■ Exercise aim: The expected response is a copy of every line in the entries below that includes the word "color".

===============

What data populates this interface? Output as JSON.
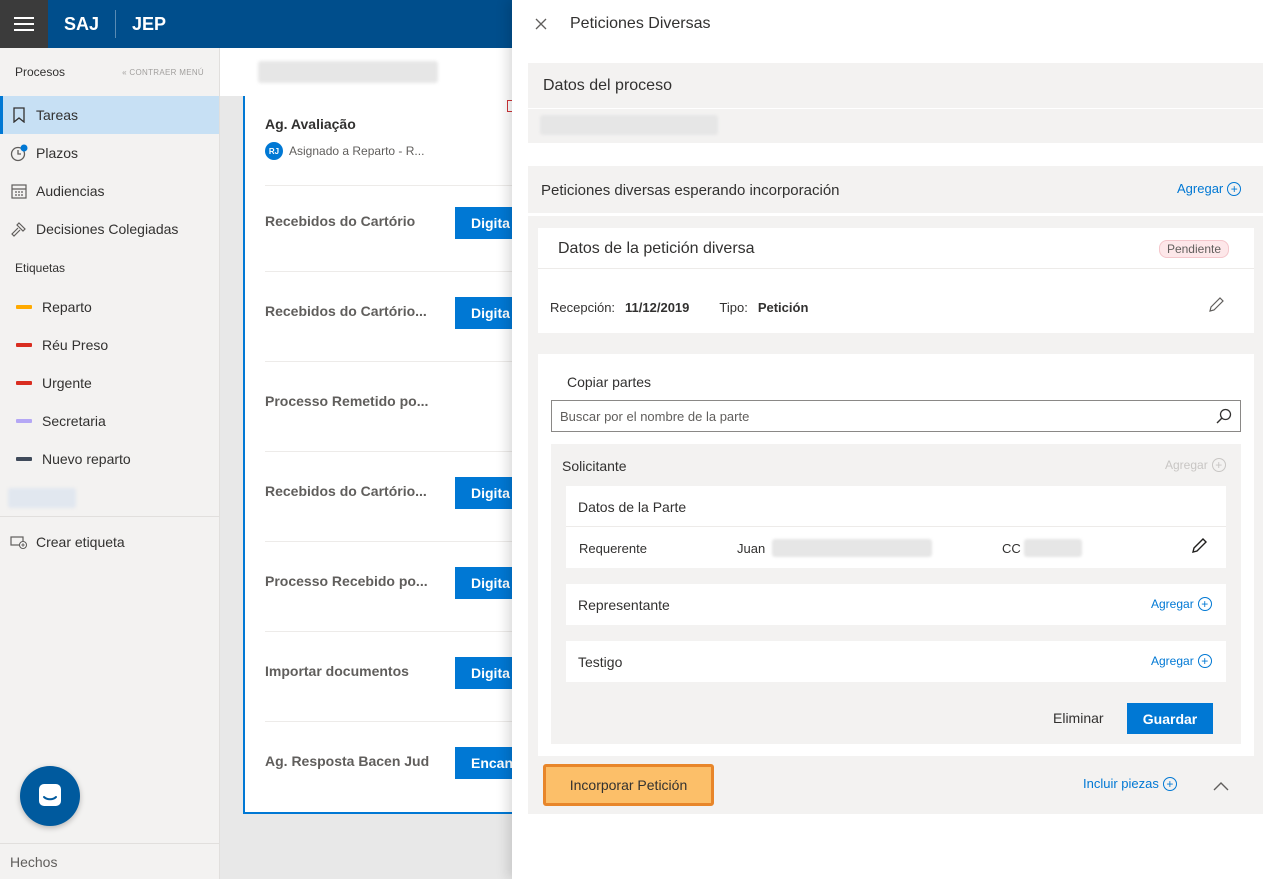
{
  "topbar": {
    "brand1": "SAJ",
    "brand2": "JEP"
  },
  "sidebar": {
    "title": "Procesos",
    "collapse_label": "CONTRAER MENÚ",
    "nav": [
      {
        "label": "Tareas",
        "icon": "bookmark-icon",
        "active": true
      },
      {
        "label": "Plazos",
        "icon": "clock-icon"
      },
      {
        "label": "Audiencias",
        "icon": "calendar-icon"
      },
      {
        "label": "Decisiones Colegiadas",
        "icon": "gavel-icon"
      }
    ],
    "tags_title": "Etiquetas",
    "tags": [
      {
        "label": "Reparto",
        "color": "#ffaa00"
      },
      {
        "label": "Réu Preso",
        "color": "#d92d20"
      },
      {
        "label": "Urgente",
        "color": "#d92d20"
      },
      {
        "label": "Secretaria",
        "color": "#b4a7f5"
      },
      {
        "label": "Nuevo reparto",
        "color": "#3f4a5a"
      }
    ],
    "create_tag": "Crear etiqueta",
    "footer": "Hechos"
  },
  "tasks": {
    "first": {
      "title": "Ag. Avaliação",
      "avatar": "RJ",
      "assigned": "Asignado a Reparto - R..."
    },
    "rows": [
      {
        "title": "Recebidos do Cartório",
        "button": "Digita"
      },
      {
        "title": "Recebidos do Cartório...",
        "button": "Digita"
      },
      {
        "title": "Processo Remetido po...",
        "button": ""
      },
      {
        "title": "Recebidos do Cartório...",
        "button": "Digita"
      },
      {
        "title": "Processo Recebido po...",
        "button": "Digita"
      },
      {
        "title": "Importar documentos",
        "button": "Digita"
      },
      {
        "title": "Ag. Resposta Bacen Jud",
        "button": "Encan"
      }
    ]
  },
  "panel": {
    "title": "Peticiones Diversas",
    "datos_proceso": "Datos del proceso",
    "peticiones_title": "Peticiones diversas esperando incorporación",
    "agregar": "Agregar",
    "peticion": {
      "title": "Datos de la petición diversa",
      "status": "Pendiente",
      "recepcion_label": "Recepción:",
      "recepcion_value": "11/12/2019",
      "tipo_label": "Tipo:",
      "tipo_value": "Petición"
    },
    "copiar_partes": "Copiar partes",
    "search_placeholder": "Buscar por el nombre de la parte",
    "solicitante": "Solicitante",
    "datos_parte": "Datos de la Parte",
    "parte": {
      "rol": "Requerente",
      "nombre": "Juan",
      "doc": "CC"
    },
    "representante": "Representante",
    "testigo": "Testigo",
    "eliminar": "Eliminar",
    "guardar": "Guardar",
    "incorporar": "Incorporar Petición",
    "incluir_piezas": "Incluir piezas"
  }
}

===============

■ Task output:
        "color": "#ffaa00"
        "color": "#d92d20"
        "color": "#d92d20"
        "color": "#b4a7f5"
        "color": "#3f4a5a"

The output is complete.